• TASK BRIEF
Whichever lines include the word "Delete", copy them as they appear in the data.

[Records drawn from a dataset]
====

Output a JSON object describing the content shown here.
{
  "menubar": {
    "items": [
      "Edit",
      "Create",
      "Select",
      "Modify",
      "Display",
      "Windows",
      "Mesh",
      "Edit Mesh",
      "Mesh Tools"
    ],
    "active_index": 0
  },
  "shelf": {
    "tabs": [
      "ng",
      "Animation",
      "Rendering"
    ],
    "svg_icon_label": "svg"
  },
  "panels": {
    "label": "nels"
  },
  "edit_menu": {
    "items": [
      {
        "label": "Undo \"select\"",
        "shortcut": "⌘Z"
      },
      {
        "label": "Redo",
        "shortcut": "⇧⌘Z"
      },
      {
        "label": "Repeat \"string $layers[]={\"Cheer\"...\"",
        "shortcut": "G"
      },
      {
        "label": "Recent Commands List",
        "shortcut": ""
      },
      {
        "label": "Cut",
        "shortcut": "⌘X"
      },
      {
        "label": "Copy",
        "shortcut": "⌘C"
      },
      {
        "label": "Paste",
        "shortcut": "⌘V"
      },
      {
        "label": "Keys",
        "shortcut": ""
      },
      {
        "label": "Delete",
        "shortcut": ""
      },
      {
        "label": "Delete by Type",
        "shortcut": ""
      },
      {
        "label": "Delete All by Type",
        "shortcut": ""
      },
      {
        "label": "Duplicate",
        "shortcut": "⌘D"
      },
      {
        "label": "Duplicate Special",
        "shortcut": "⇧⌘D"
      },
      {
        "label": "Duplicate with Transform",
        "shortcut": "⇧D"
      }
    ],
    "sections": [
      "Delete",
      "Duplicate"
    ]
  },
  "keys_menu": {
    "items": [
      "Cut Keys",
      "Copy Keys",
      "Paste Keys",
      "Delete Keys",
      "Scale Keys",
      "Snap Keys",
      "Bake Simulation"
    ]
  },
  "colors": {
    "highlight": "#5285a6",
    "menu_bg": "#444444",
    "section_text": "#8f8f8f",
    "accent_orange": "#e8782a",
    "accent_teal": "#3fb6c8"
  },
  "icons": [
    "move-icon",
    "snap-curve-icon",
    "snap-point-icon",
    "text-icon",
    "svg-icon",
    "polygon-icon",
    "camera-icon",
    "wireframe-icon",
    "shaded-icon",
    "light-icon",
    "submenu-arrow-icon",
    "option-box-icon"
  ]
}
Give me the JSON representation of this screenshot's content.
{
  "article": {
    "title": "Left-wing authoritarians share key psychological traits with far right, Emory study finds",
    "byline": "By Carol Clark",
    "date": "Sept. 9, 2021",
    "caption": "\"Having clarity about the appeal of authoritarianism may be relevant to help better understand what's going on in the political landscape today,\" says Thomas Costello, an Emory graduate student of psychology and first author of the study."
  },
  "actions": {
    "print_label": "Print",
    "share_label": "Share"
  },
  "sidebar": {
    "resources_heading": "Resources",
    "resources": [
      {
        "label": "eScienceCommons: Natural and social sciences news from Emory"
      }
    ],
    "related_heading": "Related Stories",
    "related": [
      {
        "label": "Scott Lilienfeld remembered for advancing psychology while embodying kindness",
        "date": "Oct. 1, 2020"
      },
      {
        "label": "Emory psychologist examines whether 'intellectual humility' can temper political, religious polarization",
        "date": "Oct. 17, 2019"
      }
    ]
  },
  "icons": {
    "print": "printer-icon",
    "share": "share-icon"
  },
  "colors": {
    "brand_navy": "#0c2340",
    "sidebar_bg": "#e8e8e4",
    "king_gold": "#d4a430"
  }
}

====

• SOLVED EXERCISE
        "label": "Delete",
        "label": "Delete by Type",
        "label": "Delete All by Type",
      "Delete",
      "Delete Keys",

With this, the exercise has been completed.